Generic stands and mounts anchor at the bottom rung of quality tolerances. So while cymbals and pedals improved markedly, items like tilters and wing nuts require eventual replacing when skill level outpaces their budget leanings.
Thus, the SP6 sets best suit patient drummers focused mastering rhythmic technique first before fixating on pro level hardware nuances later.
QC Inconsistencies Creep In
Additionally, production oversight consistency still nags considering their Chinese outsourced manufacturing aims to minimize expenses.
Multiple reviews cited hardware pieces arriving defective or requiring immediate replacement like flaking cymbals, off-balance thrones crumbing underweight and stripping stand bolts.
So expect to likely swap out random parts routinely despite higher baseline component grades overall. Thankfully Sound Percussion customer service quickly dispatches replacement items once alerted. But anticipate occasional lemons when buying gear crafted this affordably.
Sound Percussion SP6 Review – Best Fit Owners
Given the affordable leap to all wood shells AND extra protection for essential hardware, the SP6 sets delight:
- Advancing teen drummers seeking richer acoustic tonality
- Bargain-hunting adults eyeing premium sound on entry budgets
- Anyone wanting mid-tier components without breaking the bank
- Working drummers requiring durable gig bags

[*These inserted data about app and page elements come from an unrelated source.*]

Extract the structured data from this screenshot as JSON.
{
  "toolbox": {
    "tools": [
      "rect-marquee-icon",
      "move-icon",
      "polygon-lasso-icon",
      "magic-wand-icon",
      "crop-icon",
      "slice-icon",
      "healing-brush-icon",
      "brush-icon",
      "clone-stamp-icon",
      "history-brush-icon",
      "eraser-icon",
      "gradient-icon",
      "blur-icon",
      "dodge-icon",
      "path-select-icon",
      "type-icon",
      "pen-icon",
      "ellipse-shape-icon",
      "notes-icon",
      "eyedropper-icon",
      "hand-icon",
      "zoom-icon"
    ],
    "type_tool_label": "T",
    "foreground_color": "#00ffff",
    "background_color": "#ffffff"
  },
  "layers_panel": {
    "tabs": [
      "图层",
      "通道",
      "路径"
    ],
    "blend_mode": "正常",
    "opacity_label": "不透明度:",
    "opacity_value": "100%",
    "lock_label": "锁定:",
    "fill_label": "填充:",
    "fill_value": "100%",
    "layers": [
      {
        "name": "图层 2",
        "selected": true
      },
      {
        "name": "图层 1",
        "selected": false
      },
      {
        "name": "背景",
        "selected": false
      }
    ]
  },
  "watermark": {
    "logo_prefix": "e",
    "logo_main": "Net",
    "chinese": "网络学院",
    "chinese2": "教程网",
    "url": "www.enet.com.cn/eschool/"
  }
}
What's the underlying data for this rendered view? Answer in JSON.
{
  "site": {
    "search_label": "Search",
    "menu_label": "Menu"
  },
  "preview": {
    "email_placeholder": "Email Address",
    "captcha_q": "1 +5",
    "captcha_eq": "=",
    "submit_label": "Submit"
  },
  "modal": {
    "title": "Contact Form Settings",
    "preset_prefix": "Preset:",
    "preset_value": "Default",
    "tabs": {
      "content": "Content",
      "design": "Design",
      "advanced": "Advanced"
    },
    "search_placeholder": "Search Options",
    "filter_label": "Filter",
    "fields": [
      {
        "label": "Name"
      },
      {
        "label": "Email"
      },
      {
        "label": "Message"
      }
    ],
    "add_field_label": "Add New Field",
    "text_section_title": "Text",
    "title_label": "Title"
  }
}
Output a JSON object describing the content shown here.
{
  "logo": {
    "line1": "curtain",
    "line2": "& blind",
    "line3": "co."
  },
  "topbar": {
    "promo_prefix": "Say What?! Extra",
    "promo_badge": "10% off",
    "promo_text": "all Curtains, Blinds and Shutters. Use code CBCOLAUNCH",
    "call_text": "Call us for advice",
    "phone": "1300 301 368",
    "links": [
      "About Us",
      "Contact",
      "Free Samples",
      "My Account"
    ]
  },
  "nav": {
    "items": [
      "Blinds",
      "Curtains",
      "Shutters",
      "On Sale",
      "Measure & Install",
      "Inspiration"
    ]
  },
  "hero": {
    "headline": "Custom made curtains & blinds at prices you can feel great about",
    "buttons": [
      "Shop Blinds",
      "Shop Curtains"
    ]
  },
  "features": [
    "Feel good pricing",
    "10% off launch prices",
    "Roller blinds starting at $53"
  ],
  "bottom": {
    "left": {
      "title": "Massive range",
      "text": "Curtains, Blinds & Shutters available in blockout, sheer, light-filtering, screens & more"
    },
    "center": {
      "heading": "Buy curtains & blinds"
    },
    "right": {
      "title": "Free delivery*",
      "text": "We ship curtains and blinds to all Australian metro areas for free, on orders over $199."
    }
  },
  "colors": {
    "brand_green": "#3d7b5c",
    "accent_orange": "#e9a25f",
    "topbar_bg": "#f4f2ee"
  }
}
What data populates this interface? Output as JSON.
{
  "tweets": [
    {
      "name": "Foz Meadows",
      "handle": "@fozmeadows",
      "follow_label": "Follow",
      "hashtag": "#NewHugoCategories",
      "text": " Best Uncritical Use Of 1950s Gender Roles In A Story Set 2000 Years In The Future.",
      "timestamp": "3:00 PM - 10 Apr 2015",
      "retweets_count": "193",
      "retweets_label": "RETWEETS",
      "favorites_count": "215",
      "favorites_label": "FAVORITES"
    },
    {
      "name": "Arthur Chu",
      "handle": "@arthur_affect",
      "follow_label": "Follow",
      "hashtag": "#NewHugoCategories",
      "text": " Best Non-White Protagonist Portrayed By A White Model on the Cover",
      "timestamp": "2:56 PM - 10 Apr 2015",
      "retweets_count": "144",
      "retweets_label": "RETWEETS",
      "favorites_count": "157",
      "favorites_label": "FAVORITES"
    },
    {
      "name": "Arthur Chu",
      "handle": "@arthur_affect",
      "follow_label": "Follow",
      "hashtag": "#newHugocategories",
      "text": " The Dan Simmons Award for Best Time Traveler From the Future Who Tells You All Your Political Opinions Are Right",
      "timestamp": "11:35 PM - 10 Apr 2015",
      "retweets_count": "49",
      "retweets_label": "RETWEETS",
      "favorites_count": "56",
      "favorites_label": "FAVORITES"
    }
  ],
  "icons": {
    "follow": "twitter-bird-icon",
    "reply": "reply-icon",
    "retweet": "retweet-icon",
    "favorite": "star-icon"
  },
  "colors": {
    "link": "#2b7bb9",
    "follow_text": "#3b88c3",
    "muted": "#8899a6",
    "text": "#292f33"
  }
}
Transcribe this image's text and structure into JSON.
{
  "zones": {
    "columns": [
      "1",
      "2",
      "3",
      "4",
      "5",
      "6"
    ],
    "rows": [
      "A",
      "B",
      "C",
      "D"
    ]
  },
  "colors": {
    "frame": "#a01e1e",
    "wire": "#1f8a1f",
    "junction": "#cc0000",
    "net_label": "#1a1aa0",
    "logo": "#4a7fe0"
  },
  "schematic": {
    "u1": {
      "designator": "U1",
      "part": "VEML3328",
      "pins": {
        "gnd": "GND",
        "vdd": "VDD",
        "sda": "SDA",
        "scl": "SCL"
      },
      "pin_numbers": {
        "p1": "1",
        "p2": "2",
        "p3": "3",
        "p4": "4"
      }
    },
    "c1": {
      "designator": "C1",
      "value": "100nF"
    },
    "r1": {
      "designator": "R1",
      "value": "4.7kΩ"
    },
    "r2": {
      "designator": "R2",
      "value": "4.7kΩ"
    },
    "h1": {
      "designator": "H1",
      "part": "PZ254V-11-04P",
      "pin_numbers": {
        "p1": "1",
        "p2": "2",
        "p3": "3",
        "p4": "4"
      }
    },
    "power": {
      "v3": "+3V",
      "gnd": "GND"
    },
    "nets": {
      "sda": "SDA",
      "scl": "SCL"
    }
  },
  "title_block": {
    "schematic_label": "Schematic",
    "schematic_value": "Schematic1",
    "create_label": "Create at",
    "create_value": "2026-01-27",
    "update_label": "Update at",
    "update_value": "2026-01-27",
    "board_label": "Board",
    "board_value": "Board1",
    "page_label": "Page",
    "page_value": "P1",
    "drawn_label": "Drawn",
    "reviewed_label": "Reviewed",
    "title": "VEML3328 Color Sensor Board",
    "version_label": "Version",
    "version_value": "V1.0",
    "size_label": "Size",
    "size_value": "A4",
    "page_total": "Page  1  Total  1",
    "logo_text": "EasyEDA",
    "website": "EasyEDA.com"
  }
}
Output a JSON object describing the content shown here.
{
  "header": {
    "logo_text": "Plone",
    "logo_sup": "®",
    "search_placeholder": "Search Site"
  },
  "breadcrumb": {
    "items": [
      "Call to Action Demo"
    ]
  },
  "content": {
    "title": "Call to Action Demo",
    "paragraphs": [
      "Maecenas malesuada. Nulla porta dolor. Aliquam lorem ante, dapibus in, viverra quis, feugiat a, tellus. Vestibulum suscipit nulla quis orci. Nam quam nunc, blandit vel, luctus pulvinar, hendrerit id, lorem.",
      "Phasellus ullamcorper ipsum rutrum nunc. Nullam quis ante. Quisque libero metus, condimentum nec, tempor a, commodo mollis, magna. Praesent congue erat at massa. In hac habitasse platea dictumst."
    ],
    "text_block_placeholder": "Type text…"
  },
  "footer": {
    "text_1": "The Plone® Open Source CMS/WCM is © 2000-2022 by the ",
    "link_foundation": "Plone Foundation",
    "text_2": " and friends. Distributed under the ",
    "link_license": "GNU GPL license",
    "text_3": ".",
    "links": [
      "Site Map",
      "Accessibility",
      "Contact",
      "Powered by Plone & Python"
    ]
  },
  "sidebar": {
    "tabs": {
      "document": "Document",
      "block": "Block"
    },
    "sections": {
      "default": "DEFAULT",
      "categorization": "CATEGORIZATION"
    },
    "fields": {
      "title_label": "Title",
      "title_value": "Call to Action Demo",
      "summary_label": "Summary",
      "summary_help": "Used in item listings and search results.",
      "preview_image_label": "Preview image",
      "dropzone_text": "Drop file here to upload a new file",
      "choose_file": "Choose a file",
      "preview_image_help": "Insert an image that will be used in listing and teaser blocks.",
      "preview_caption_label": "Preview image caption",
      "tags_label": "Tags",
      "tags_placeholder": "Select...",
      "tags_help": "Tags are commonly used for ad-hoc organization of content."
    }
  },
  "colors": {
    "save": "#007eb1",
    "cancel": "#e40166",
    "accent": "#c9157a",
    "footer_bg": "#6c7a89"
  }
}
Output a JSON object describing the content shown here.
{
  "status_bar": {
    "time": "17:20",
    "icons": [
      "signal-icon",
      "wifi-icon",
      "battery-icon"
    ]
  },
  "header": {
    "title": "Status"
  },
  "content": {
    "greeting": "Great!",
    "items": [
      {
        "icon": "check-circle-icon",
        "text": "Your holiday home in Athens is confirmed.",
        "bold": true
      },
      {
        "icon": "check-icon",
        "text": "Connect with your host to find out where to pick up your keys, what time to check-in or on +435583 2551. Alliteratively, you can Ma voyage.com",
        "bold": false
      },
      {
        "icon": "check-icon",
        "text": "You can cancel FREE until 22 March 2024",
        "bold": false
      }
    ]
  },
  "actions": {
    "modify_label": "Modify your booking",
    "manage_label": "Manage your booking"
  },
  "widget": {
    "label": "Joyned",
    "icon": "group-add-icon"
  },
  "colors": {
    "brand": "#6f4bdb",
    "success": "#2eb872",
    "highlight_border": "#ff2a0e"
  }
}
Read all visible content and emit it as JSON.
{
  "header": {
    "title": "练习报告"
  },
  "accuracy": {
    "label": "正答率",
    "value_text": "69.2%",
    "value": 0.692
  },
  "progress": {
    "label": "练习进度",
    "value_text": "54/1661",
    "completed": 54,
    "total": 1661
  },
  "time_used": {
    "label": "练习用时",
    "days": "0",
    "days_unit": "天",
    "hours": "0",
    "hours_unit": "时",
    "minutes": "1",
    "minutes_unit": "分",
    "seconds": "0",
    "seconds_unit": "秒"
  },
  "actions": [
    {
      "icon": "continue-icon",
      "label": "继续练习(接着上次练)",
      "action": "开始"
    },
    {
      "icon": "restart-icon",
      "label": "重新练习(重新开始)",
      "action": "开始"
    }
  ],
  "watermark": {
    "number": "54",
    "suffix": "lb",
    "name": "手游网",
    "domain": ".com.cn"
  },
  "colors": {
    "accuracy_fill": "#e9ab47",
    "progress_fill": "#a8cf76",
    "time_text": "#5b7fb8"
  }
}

For sly intermediate shoppers focused purely on capability outpacing price, these respectable SP6 configurations start rivaling far pricier branded kit offerings.